● How to complete this task: From the material below, pull each line containing the string "Clip".

● Supplied records:

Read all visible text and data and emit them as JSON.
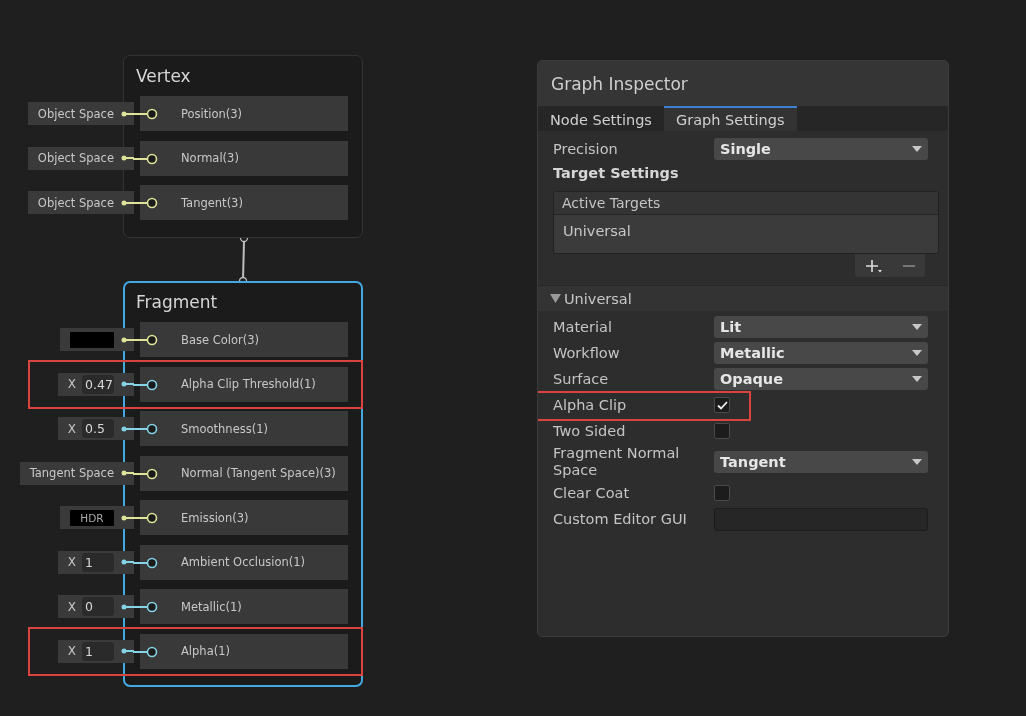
{
  "nodes": [
    {
      "title": "Vertex",
      "selected": false,
      "ports": [
        {
          "kind": "space",
          "input": "Object Space",
          "label": "Position(3)",
          "color": "#dfe39a",
          "highlighted": false
        },
        {
          "kind": "space",
          "input": "Object Space",
          "label": "Normal(3)",
          "color": "#dfe39a",
          "highlighted": false
        },
        {
          "kind": "space",
          "input": "Object Space",
          "label": "Tangent(3)",
          "color": "#dfe39a",
          "highlighted": false
        }
      ]
    },
    {
      "title": "Fragment",
      "selected": true,
      "ports": [
        {
          "kind": "swatch",
          "label": "Base Color(3)",
          "color": "#dfe39a",
          "highlighted": false
        },
        {
          "kind": "float",
          "axis": "X",
          "value": "0.47",
          "label": "Alpha Clip Threshold(1)",
          "color": "#84d4e6",
          "highlighted": true
        },
        {
          "kind": "float",
          "axis": "X",
          "value": "0.5",
          "label": "Smoothness(1)",
          "color": "#84d4e6",
          "highlighted": false
        },
        {
          "kind": "space",
          "input": "Tangent Space",
          "label": "Normal (Tangent Space)(3)",
          "color": "#dfe39a",
          "highlighted": false
        },
        {
          "kind": "hdr",
          "input": "HDR",
          "label": "Emission(3)",
          "color": "#dfe39a",
          "highlighted": false
        },
        {
          "kind": "float",
          "axis": "X",
          "value": "1",
          "label": "Ambient Occlusion(1)",
          "color": "#84d4e6",
          "highlighted": false
        },
        {
          "kind": "float",
          "axis": "X",
          "value": "0",
          "label": "Metallic(1)",
          "color": "#84d4e6",
          "highlighted": false
        },
        {
          "kind": "float",
          "axis": "X",
          "value": "1",
          "label": "Alpha(1)",
          "color": "#84d4e6",
          "highlighted": true
        }
      ]
    }
  ],
  "inspector": {
    "title": "Graph Inspector",
    "tabs": [
      {
        "label": "Node Settings",
        "selected": false
      },
      {
        "label": "Graph Settings",
        "selected": true
      }
    ],
    "precision": {
      "label": "Precision",
      "value": "Single"
    },
    "target_settings": "Target Settings",
    "active_targets": {
      "header": "Active Targets",
      "items": [
        "Universal"
      ]
    },
    "section": {
      "label": "Universal",
      "expanded": true
    },
    "properties": [
      {
        "kind": "dropdown",
        "label": "Material",
        "value": "Lit",
        "highlighted": false
      },
      {
        "kind": "dropdown",
        "label": "Workflow",
        "value": "Metallic",
        "highlighted": false
      },
      {
        "kind": "dropdown",
        "label": "Surface",
        "value": "Opaque",
        "highlighted": false
      },
      {
        "kind": "checkbox",
        "label": "Alpha Clip",
        "checked": true,
        "highlighted": true
      },
      {
        "kind": "checkbox",
        "label": "Two Sided",
        "checked": false,
        "highlighted": false
      },
      {
        "kind": "dropdown",
        "label": "Fragment Normal Space",
        "value": "Tangent",
        "highlighted": false
      },
      {
        "kind": "checkbox",
        "label": "Clear Coat",
        "checked": false,
        "highlighted": false
      },
      {
        "kind": "text",
        "label": "Custom Editor GUI",
        "highlighted": false
      }
    ]
  }
}
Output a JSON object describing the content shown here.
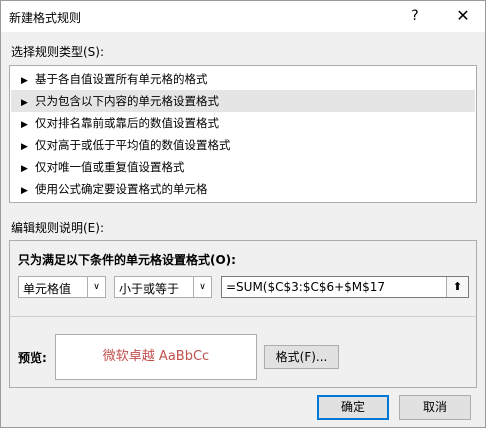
{
  "window": {
    "title": "新建格式规则",
    "help_label": "?",
    "close_label": "✕"
  },
  "rule_type": {
    "label": "选择规则类型(S):",
    "items": [
      {
        "label": "基于各自值设置所有单元格的格式",
        "selected": false
      },
      {
        "label": "只为包含以下内容的单元格设置格式",
        "selected": true
      },
      {
        "label": "仅对排名靠前或靠后的数值设置格式",
        "selected": false
      },
      {
        "label": "仅对高于或低于平均值的数值设置格式",
        "selected": false
      },
      {
        "label": "仅对唯一值或重复值设置格式",
        "selected": false
      },
      {
        "label": "使用公式确定要设置格式的单元格",
        "selected": false
      }
    ],
    "arrow": "▶"
  },
  "edit": {
    "label": "编辑规则说明(E):",
    "condition_title": "只为满足以下条件的单元格设置格式(O):",
    "field_select": "单元格值",
    "operator_select": "小于或等于",
    "formula": "=SUM($C$3:$C$6+$M$17",
    "dropdown_glyph": "∨",
    "collapse_glyph": "⬆",
    "preview_label": "预览:",
    "preview_text": "微软卓越  AaBbCc",
    "format_button": "格式(F)..."
  },
  "buttons": {
    "ok": "确定",
    "cancel": "取消"
  }
}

● Written answer:
          "label": "Alpha Clip Threshold(1)",
        "label": "Alpha Clip",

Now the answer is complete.